*Task item*
To complete the exercise, repeat every record exactly as it stands.

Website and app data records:

*** Begin section ***

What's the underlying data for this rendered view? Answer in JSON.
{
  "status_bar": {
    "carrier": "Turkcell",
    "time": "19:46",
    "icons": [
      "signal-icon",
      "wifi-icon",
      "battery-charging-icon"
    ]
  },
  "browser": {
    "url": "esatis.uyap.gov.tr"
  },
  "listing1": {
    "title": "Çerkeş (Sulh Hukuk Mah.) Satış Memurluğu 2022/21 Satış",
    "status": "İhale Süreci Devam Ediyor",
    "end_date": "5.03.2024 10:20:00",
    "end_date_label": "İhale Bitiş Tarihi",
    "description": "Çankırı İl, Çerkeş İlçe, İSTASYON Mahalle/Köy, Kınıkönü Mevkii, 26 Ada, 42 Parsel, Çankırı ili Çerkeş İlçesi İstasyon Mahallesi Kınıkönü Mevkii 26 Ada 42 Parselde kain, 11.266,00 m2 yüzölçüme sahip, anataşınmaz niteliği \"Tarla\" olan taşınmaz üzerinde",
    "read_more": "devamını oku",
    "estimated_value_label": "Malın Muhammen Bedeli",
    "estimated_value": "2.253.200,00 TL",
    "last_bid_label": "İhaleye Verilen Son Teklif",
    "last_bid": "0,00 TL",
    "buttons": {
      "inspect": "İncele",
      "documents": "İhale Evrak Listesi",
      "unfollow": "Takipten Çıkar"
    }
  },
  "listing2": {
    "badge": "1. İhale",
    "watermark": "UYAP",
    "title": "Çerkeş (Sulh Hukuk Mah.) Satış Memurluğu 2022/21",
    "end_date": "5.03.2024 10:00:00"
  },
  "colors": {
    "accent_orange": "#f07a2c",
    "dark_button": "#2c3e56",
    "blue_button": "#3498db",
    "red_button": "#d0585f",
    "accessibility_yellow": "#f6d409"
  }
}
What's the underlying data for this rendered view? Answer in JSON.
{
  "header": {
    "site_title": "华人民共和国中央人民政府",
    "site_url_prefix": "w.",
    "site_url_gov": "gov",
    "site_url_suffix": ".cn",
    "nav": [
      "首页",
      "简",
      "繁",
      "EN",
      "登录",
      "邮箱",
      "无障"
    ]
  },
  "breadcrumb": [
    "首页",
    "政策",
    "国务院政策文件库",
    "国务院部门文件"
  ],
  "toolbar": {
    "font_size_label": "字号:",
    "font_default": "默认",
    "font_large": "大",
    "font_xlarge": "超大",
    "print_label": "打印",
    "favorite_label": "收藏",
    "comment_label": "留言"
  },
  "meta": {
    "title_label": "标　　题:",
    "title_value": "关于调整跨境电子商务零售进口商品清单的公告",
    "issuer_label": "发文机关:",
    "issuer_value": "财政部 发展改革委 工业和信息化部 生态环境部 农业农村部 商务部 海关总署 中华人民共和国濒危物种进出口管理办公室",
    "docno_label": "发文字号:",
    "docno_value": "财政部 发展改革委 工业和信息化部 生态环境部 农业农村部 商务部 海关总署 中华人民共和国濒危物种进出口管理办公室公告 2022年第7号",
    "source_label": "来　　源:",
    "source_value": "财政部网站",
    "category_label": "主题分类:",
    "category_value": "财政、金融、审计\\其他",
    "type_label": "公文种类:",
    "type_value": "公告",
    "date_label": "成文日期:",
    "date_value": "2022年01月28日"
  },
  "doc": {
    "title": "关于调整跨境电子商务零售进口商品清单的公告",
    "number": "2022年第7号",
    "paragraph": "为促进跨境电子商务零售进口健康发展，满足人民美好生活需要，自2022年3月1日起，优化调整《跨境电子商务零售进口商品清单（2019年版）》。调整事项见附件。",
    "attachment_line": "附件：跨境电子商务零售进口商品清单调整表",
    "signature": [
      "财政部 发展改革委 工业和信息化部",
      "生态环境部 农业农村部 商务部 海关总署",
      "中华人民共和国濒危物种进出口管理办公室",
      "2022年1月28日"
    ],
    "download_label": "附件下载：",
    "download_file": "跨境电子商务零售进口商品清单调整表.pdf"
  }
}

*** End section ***

*Your response*
What's the underlying data for this rendered view? Answer in JSON.
{
  "status_bar": {
    "carrier": "Turkcell",
    "time": "19:46",
    "icons": [
      "signal-icon",
      "wifi-icon",
      "battery-charging-icon"
    ]
  },
  "browser": {
    "url": "esatis.uyap.gov.tr"
  },
  "listing1": {
    "title": "Çerkeş (Sulh Hukuk Mah.) Satış Memurluğu 2022/21 Satış",
    "status": "İhale Süreci Devam Ediyor",
    "end_date": "5.03.2024 10:20:00",
    "end_date_label": "İhale Bitiş Tarihi",
    "description": "Çankırı İl, Çerkeş İlçe, İSTASYON Mahalle/Köy, Kınıkönü Mevkii, 26 Ada, 42 Parsel, Çankırı ili Çerkeş İlçesi İstasyon Mahallesi Kınıkönü Mevkii 26 Ada 42 Parselde kain, 11.266,00 m2 yüzölçüme sahip, anataşınmaz niteliği \"Tarla\" olan taşınmaz üzerinde",
    "read_more": "devamını oku",
    "estimated_value_label": "Malın Muhammen Bedeli",
    "estimated_value": "2.253.200,00 TL",
    "last_bid_label": "İhaleye Verilen Son Teklif",
    "last_bid": "0,00 TL",
    "buttons": {
      "inspect": "İncele",
      "documents": "İhale Evrak Listesi",
      "unfollow": "Takipten Çıkar"
    }
  },
  "listing2": {
    "badge": "1. İhale",
    "watermark": "UYAP",
    "title": "Çerkeş (Sulh Hukuk Mah.) Satış Memurluğu 2022/21",
    "end_date": "5.03.2024 10:00:00"
  },
  "colors": {
    "accent_orange": "#f07a2c",
    "dark_button": "#2c3e56",
    "blue_button": "#3498db",
    "red_button": "#d0585f",
    "accessibility_yellow": "#f6d409"
  }
}
What's the underlying data for this rendered view? Answer in JSON.
{
  "header": {
    "site_title": "华人民共和国中央人民政府",
    "site_url_prefix": "w.",
    "site_url_gov": "gov",
    "site_url_suffix": ".cn",
    "nav": [
      "首页",
      "简",
      "繁",
      "EN",
      "登录",
      "邮箱",
      "无障"
    ]
  },
  "breadcrumb": [
    "首页",
    "政策",
    "国务院政策文件库",
    "国务院部门文件"
  ],
  "toolbar": {
    "font_size_label": "字号:",
    "font_default": "默认",
    "font_large": "大",
    "font_xlarge": "超大",
    "print_label": "打印",
    "favorite_label": "收藏",
    "comment_label": "留言"
  },
  "meta": {
    "title_label": "标　　题:",
    "title_value": "关于调整跨境电子商务零售进口商品清单的公告",
    "issuer_label": "发文机关:",
    "issuer_value": "财政部 发展改革委 工业和信息化部 生态环境部 农业农村部 商务部 海关总署 中华人民共和国濒危物种进出口管理办公室",
    "docno_label": "发文字号:",
    "docno_value": "财政部 发展改革委 工业和信息化部 生态环境部 农业农村部 商务部 海关总署 中华人民共和国濒危物种进出口管理办公室公告 2022年第7号",
    "source_label": "来　　源:",
    "source_value": "财政部网站",
    "category_label": "主题分类:",
    "category_value": "财政、金融、审计\\其他",
    "type_label": "公文种类:",
    "type_value": "公告",
    "date_label": "成文日期:",
    "date_value": "2022年01月28日"
  },
  "doc": {
    "title": "关于调整跨境电子商务零售进口商品清单的公告",
    "number": "2022年第7号",
    "paragraph": "为促进跨境电子商务零售进口健康发展，满足人民美好生活需要，自2022年3月1日起，优化调整《跨境电子商务零售进口商品清单（2019年版）》。调整事项见附件。",
    "attachment_line": "附件：跨境电子商务零售进口商品清单调整表",
    "signature": [
      "财政部 发展改革委 工业和信息化部",
      "生态环境部 农业农村部 商务部 海关总署",
      "中华人民共和国濒危物种进出口管理办公室",
      "2022年1月28日"
    ],
    "download_label": "附件下载：",
    "download_file": "跨境电子商务零售进口商品清单调整表.pdf"
  }
}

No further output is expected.